There were 101 million female blue crabs in the bay last year, 50 percent more than in 2014, according to the Chesapeake Bay Program's annual "Bay Barometer." Underwater grasses covered nearly 76,000 acres in 2014, 41 percent more than in 2013, the report found, and officials estimate that nitrogen pollution flowing into the bay fell by 6 percent between 2009 and 2014.
The program's leader said the improvements are the result of broad efforts to clean up the bay, including a 2010 directive from the Environmental Protection Agency limiting nitrogen runoff and a 2014 agreement between six states and the District of Columbia across the bay watershed to set goals for bay health measures.
"We're opeating more as a collective unit than we have in the past. I think that's going to be a huge benefit," said Nick DiPasquale, director of the bay program, on a conference call with reporters. "Now I think were starting to see the response and I think that will lead to continued improvement."

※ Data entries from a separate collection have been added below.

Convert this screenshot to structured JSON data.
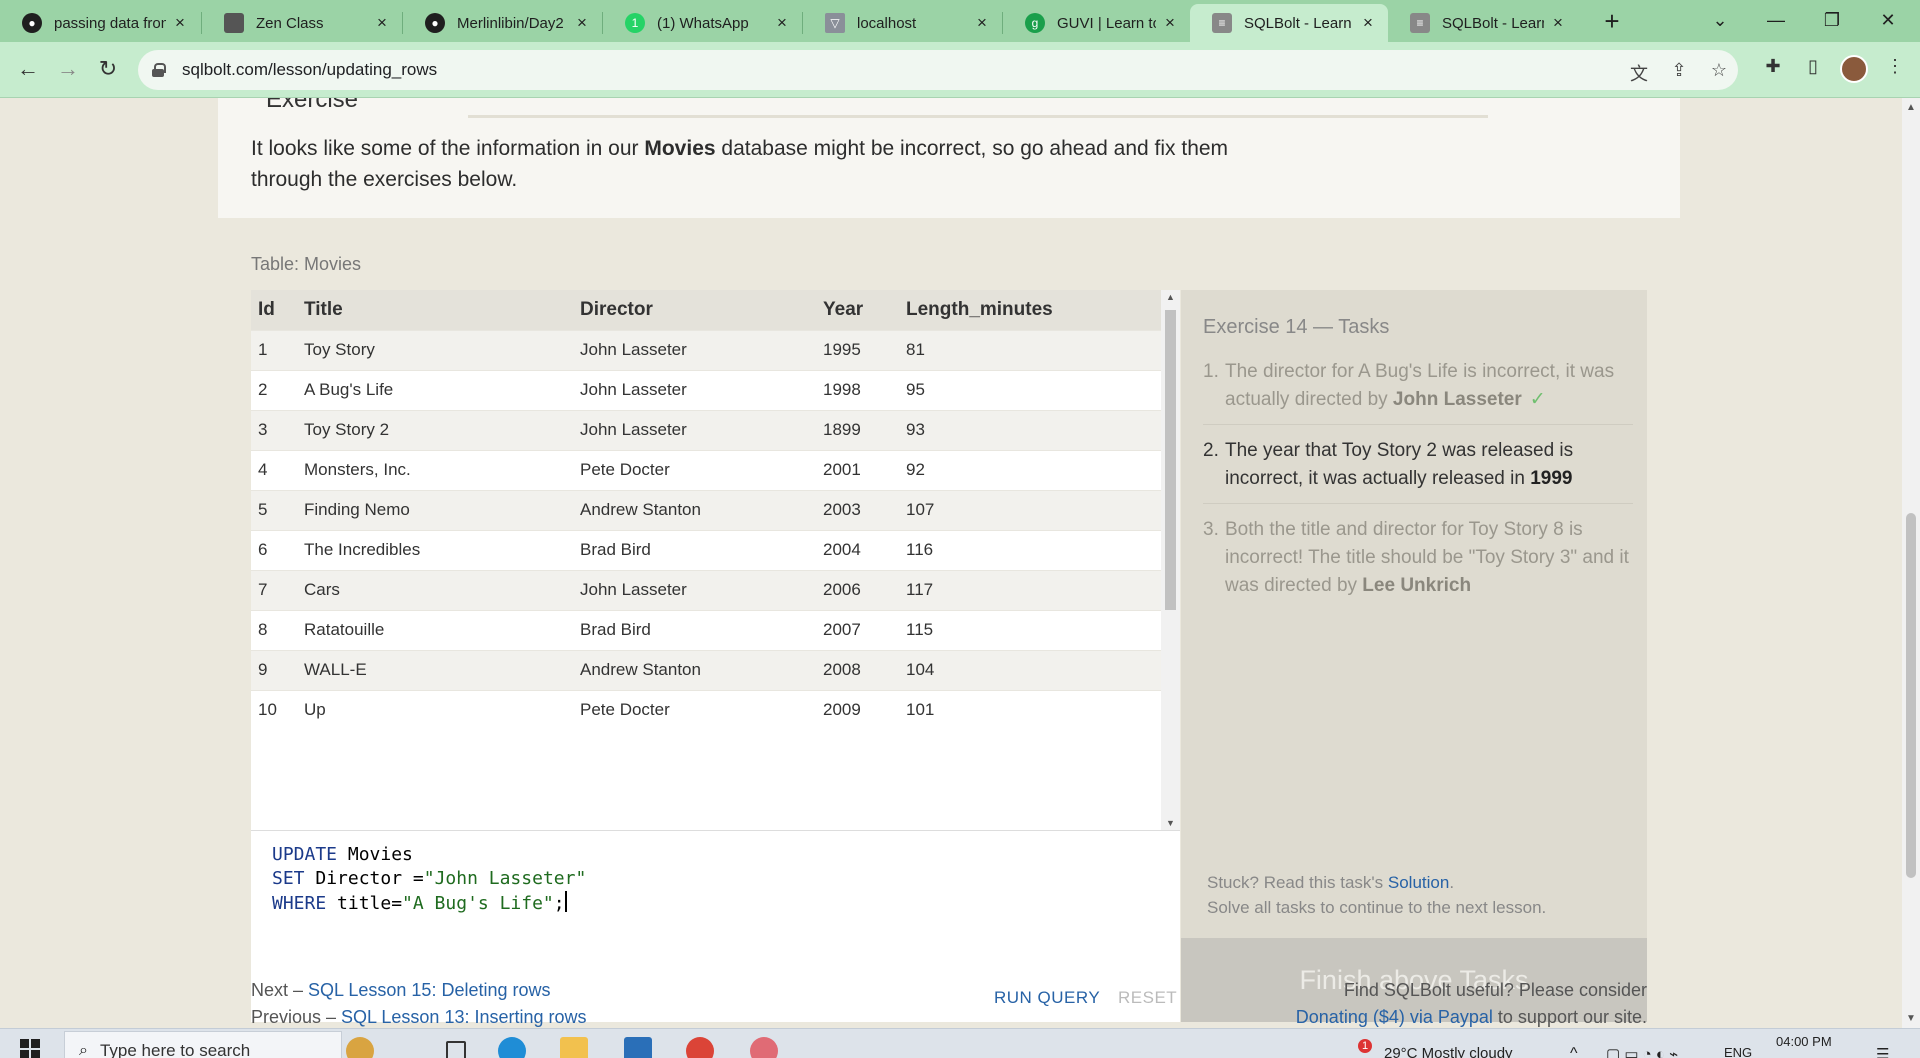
{
  "browser": {
    "tabs": [
      {
        "label": "passing data fron",
        "active": false
      },
      {
        "label": "Zen Class",
        "active": false
      },
      {
        "label": "Merlinlibin/Day2",
        "active": false
      },
      {
        "label": "(1) WhatsApp",
        "active": false
      },
      {
        "label": "localhost",
        "active": false
      },
      {
        "label": "GUVI | Learn to c",
        "active": false
      },
      {
        "label": "SQLBolt - Learn S",
        "active": true
      },
      {
        "label": "SQLBolt - Learn S",
        "active": false
      }
    ],
    "url": "sqlbolt.com/lesson/updating_rows"
  },
  "lesson": {
    "exercise_header": "Exercise",
    "intro_before": "It looks like some of the information in our ",
    "intro_bold": "Movies",
    "intro_after": " database might be incorrect, so go ahead and fix them through the exercises below."
  },
  "table": {
    "label": "Table: Movies",
    "columns": [
      "Id",
      "Title",
      "Director",
      "Year",
      "Length_minutes"
    ],
    "rows": [
      [
        "1",
        "Toy Story",
        "John Lasseter",
        "1995",
        "81"
      ],
      [
        "2",
        "A Bug's Life",
        "John Lasseter",
        "1998",
        "95"
      ],
      [
        "3",
        "Toy Story 2",
        "John Lasseter",
        "1899",
        "93"
      ],
      [
        "4",
        "Monsters, Inc.",
        "Pete Docter",
        "2001",
        "92"
      ],
      [
        "5",
        "Finding Nemo",
        "Andrew Stanton",
        "2003",
        "107"
      ],
      [
        "6",
        "The Incredibles",
        "Brad Bird",
        "2004",
        "116"
      ],
      [
        "7",
        "Cars",
        "John Lasseter",
        "2006",
        "117"
      ],
      [
        "8",
        "Ratatouille",
        "Brad Bird",
        "2007",
        "115"
      ],
      [
        "9",
        "WALL-E",
        "Andrew Stanton",
        "2008",
        "104"
      ],
      [
        "10",
        "Up",
        "Pete Docter",
        "2009",
        "101"
      ]
    ]
  },
  "editor": {
    "line1_kw": "UPDATE",
    "line1_rest": " Movies",
    "line2_kw": "SET",
    "line2_rest": " Director =",
    "line2_str": "\"John Lasseter\"",
    "line3_kw": "WHERE",
    "line3_rest": " title=",
    "line3_str": "\"A Bug's Life\"",
    "line3_end": ";",
    "run_label": "RUN QUERY",
    "reset_label": "RESET"
  },
  "tasks": {
    "title": "Exercise 14 — Tasks",
    "items": [
      {
        "num": "1.",
        "text": "The director for A Bug's Life is incorrect, it was actually directed by ",
        "bold": "John Lasseter",
        "suffix": "",
        "check": "✓",
        "state": "done"
      },
      {
        "num": "2.",
        "text": "The year that Toy Story 2 was released is incorrect, it was actually released in ",
        "bold": "1999",
        "suffix": "",
        "state": "current"
      },
      {
        "num": "3.",
        "text": "Both the title and director for Toy Story 8 is incorrect! The title should be \"Toy Story 3\" and it was directed by ",
        "bold": "Lee Unkrich",
        "suffix": "",
        "state": "future"
      }
    ],
    "stuck_prefix": "Stuck? Read this task's ",
    "stuck_link": "Solution",
    "stuck_suffix": ".",
    "solve_note": "Solve all tasks to continue to the next lesson.",
    "finish_label": "Finish above Tasks"
  },
  "footer_nav": {
    "next_prefix": "Next – ",
    "next_link": "SQL Lesson 15: Deleting rows",
    "prev_prefix": "Previous – ",
    "prev_link": "SQL Lesson 13: Inserting rows",
    "donate_line1": "Find SQLBolt useful? Please consider",
    "donate_link": "Donating ($4) via Paypal",
    "donate_suffix": " to support our site."
  },
  "taskbar": {
    "search_placeholder": "Type here to search",
    "weather": "29°C  Mostly cloudy",
    "language": "ENG",
    "time": "04:00 PM",
    "notification_badge": "1"
  },
  "colors": {
    "tabbar": "#9bd3a6",
    "link": "#2762a6",
    "page_bg": "#ebe8dd"
  },
  "icons": {
    "back": "←",
    "forward": "→",
    "reload": "↻",
    "close": "×",
    "new_tab": "+",
    "star": "☆",
    "chevron_down": "⌄",
    "minimize": "—",
    "restore": "❐",
    "win_close": "✕"
  }
}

But those goals remain elusive. The agreement set a target of at least 215,000 adult female blue crabs to ensure a sustainable population, more than twice current levels. And the bay is also less than halfway to a goal of containing 185,000 acres of underwater grasses.
The bay has met a third of the water quality standards the EPA set in 2010 in establishing a pollution "diet" that is known as the total maximum daily load, according to the report.
"There's still work to do, but we're moving in the right direction," said Bruce Vogt, ecosystem science and synthesis manager for the National Oceanic and Atmospheric Administration's Chesapeake Bay office.